Submitted by The Booker Prizes on Fri, 07/05/2021 - 15:33
Top marks to Salman Rushdie and Bernardine Evaristo, Booker Prize winners both. They have been shortlisted by OCR, one of the leading exam bodies setting A, AS and GCSE papers in Britain, as potential authors of set texts – surely a sign that your reputation is carved in stone. The OCR examination board is currently considering five works to add to its A-level English literature course next year in order to add diversity to its current list “the better to reflect society”. The new choices are being voted on by teachers and Rushdie’s Shame is in the “Gothic” section alongside Jean Rhys’s Wide Sargasso Sea and Daphne Du Maurier’s Rebecca, while Evaristo is in the “women in literature” section up against Patricia Highsmith’s The Price of Salt, Anne Brontë’s The Tenant of Wildfell Hall, and another Bookerite, Ali Smith with her How to be Both. The winners of this literary arm wrestle will be announced in June.
Dame Hilary Mantel has been showing – again – that she is completely fearless. Back in 2013 she caused a right royal brouhaha when she made some comments about the bodies and breeding expectations surrounding the women who married into the Royal Family. Commentators piled in, often oblivious to the context of the great dame’s remarks – which were a plea for kindness from the public and media – and hounded her as if the hanging, drawing and quartering days were still here. Undaunted, Mantel has ventured back on to this inflammatory territory. In the wake of the death of Prince Philip, she has said she believes that the monarchy is facing the “endgame”: “I don’t know how much longer the institution will go on. I’m not sure if it will outlast William. So I think it will be their last big era.” So far Mantel’s head is still on her shoulders. . .
The Booker Prize and the Royal Family has, of course, another connection. The Duchess of Cornwall is a huge supporter of the prize and a regular attendee at the winner award ceremony. Now news emerges that she is to be played in the new series of The Crown by Olivia Williams. One degree of separation and all that: Williams herself is a Bookerite, being one of the actors who read excerpts of the shortlisted books at the 2017 Man Booker ceremony – indeed she met Camilla at the event. Depending on how Williams interprets her new role, it could make for an interesting problem for whoever works out the seating plan for a future Booker Prize dinner.

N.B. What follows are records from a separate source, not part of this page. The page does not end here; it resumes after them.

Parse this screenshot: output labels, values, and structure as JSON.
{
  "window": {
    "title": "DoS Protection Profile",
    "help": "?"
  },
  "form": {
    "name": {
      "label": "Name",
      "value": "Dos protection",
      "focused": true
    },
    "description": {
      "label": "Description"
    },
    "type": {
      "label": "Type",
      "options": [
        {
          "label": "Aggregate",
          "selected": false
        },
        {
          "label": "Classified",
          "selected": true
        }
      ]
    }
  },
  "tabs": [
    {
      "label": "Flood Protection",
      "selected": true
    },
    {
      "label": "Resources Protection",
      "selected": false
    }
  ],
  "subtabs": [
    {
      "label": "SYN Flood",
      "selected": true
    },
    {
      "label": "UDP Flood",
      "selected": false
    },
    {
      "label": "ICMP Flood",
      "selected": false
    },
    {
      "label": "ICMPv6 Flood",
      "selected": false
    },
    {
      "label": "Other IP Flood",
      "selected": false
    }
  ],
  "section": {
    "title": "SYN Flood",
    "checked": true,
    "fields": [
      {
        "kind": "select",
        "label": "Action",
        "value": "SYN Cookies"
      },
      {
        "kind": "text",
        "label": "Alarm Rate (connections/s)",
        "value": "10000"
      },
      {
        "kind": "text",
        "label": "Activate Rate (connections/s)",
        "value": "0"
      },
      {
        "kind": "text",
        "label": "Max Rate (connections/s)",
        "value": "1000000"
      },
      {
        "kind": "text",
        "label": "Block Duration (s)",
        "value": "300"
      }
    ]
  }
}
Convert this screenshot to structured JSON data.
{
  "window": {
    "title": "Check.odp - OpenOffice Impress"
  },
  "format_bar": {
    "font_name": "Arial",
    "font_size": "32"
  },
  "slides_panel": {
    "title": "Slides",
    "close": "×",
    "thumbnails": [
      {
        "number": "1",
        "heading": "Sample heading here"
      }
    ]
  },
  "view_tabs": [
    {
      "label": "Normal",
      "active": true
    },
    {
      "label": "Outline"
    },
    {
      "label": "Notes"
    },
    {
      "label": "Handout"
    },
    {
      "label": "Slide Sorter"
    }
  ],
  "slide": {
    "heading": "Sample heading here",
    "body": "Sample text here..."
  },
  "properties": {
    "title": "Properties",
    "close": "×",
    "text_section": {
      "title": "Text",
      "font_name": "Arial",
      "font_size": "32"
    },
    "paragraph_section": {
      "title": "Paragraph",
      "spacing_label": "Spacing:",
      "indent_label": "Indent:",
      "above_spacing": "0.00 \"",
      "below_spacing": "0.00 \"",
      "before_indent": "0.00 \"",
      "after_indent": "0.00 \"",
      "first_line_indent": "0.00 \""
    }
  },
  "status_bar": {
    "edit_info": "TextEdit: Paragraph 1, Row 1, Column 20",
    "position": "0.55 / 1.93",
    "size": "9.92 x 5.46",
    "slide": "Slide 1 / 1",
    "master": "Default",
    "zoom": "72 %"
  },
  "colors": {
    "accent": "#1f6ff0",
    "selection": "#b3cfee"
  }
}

While the opening line of a novel can often be an indication that what follows is not going to be much cop, it doesn’t necessarily reveal how good a good novel is going to be. One enterprising media site recently printed the openings of the six books shortlisted for the International Booker Prize so that readers could do their own compare and contrast. The shortest opening sentence is just five words long (and two more contain just six), while the longest contains 46. It is hard to tell what, if any, conclusions can be drawn but Eric Vuillard (“His father had been hanged” from The War of the Poor) is in competition with Benjamín Labatut (“In a medical examination on the eve of the Nuremberg Trials, the doctors found the nails of Hermann Göring’s fingers and toes stained a furious red, the consequences of his addiction to dithrydocodeine, an analgesic of which he took more than one hundred pills a day”, from When We Cease to Understand the World) in the laconic vs expansive stand-off.
Ben Okri, a Booker Prize winner and stalwart, is never an idle man. The latest offering to emerge from the pen of the poet and novelist can be seen from July at the Young Vic Theatre in London. Okri has taken an ancient Egyptian poem, The Tale of Sinuhe, from c1875 BC, and recast it for the stage as Changing Destiny. The story explores “the essence of humanity and the complexities of immigration” as well as divine power and free will and follows the travails of a courtier, Sinuhe, who flees Egypt at the death of the king. Okri’s telling will gain added heft from a stage design by the lauded architect Sir David Adjaye and the director Kwame Kwei-Armah.